Lori finds that the world she inhabits, being a female Christian apologist, can be a lonely one. She advocates for more women to tackle this field in need of more female influence. She says:

“I think one particular challenge is that there are only a few, but fabulous, female apologist mentors. For some women it can be daunting to take on a male dominated field or attend male heavy conferences. I think this is changing but I would like to see more plenary speakers filled with qualified women so that other women would be encouraged to attend these great conferences.”

As a female apologist, Lori hopes to meet the need for female mentors in the field herself:

“I think that as women like me continue to fill the higher academic slots as students and professors, we show the world that apologetics is for everybody and that Christianity does not suppress the education of women. I also think it brings new ideas and new creativity in defending the faith in a world that is constantly changing.”

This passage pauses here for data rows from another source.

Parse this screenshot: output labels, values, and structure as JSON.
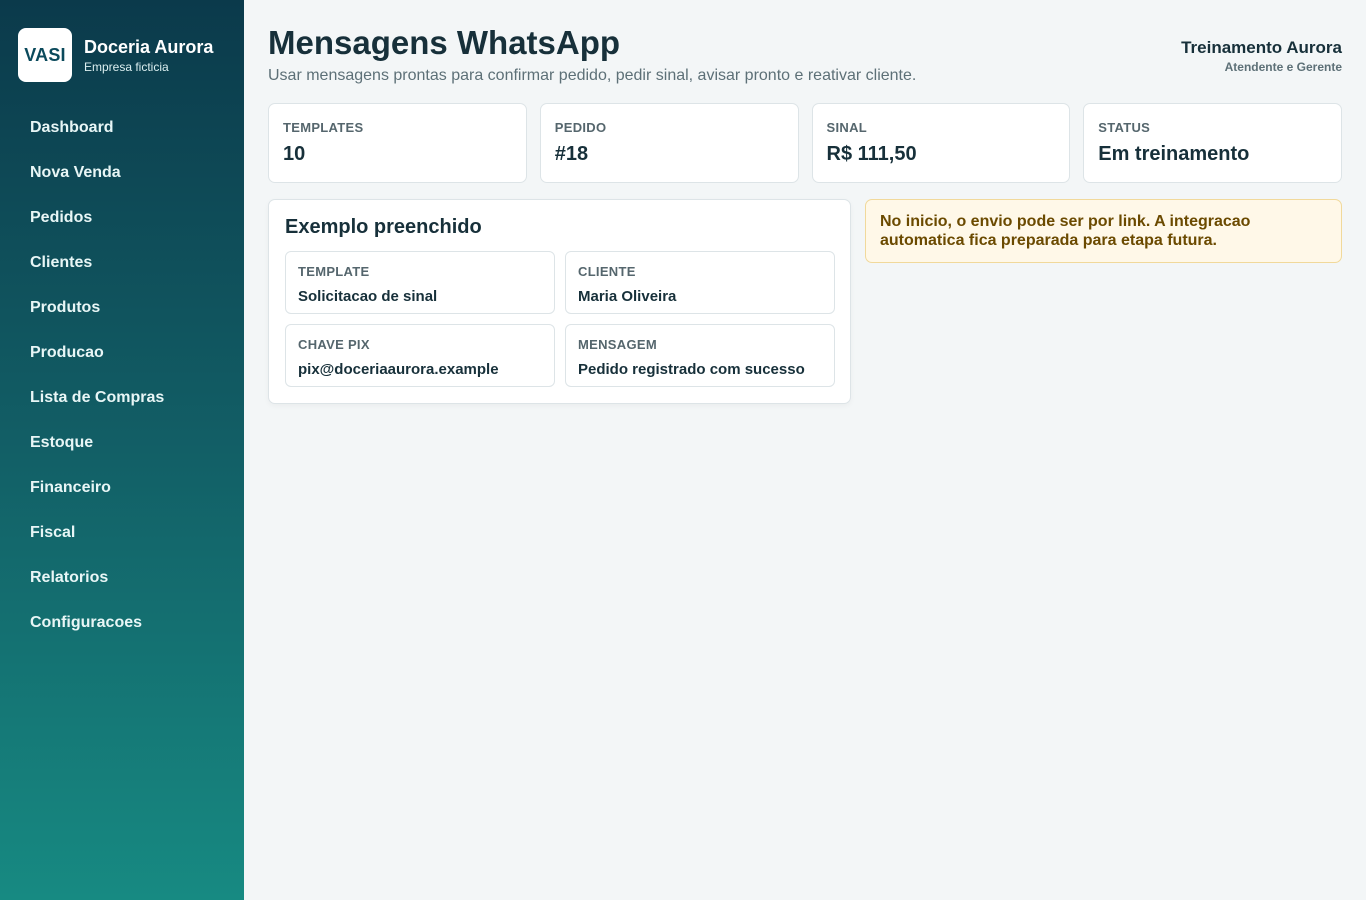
{
  "sidebar": {
    "logo_text": "VASI",
    "company_name": "Doceria Aurora",
    "company_sub": "Empresa ficticia",
    "items": [
      {
        "label": "Dashboard"
      },
      {
        "label": "Nova Venda"
      },
      {
        "label": "Pedidos"
      },
      {
        "label": "Clientes"
      },
      {
        "label": "Produtos"
      },
      {
        "label": "Producao"
      },
      {
        "label": "Lista de Compras"
      },
      {
        "label": "Estoque"
      },
      {
        "label": "Financeiro"
      },
      {
        "label": "Fiscal"
      },
      {
        "label": "Relatorios"
      },
      {
        "label": "Configuracoes"
      }
    ]
  },
  "header": {
    "title": "Mensagens WhatsApp",
    "subtitle": "Usar mensagens prontas para confirmar pedido, pedir sinal, avisar pronto e reativar cliente.",
    "user_name": "Treinamento Aurora",
    "user_role": "Atendente e Gerente"
  },
  "stats": [
    {
      "label": "TEMPLATES",
      "value": "10"
    },
    {
      "label": "PEDIDO",
      "value": "#18"
    },
    {
      "label": "SINAL",
      "value": "R$ 111,50"
    },
    {
      "label": "STATUS",
      "value": "Em treinamento"
    }
  ],
  "example": {
    "title": "Exemplo preenchido",
    "fields": [
      {
        "label": "TEMPLATE",
        "value": "Solicitacao de sinal"
      },
      {
        "label": "CLIENTE",
        "value": "Maria Oliveira"
      },
      {
        "label": "CHAVE PIX",
        "value": "pix@doceriaaurora.example"
      },
      {
        "label": "MENSAGEM",
        "value": "Pedido registrado com sucesso"
      }
    ]
  },
  "notice": {
    "text": "No inicio, o envio pode ser por link. A integracao automatica fica preparada para etapa futura."
  },
  "colors": {
    "sidebar_top": "#0b3a4b",
    "sidebar_bottom": "#178a82",
    "notice_bg": "#fff8e8",
    "notice_text": "#6b4a00"
  }
}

Joel Furches is an apologist, journalist and researcher on conversion and deconversion, based in the USA.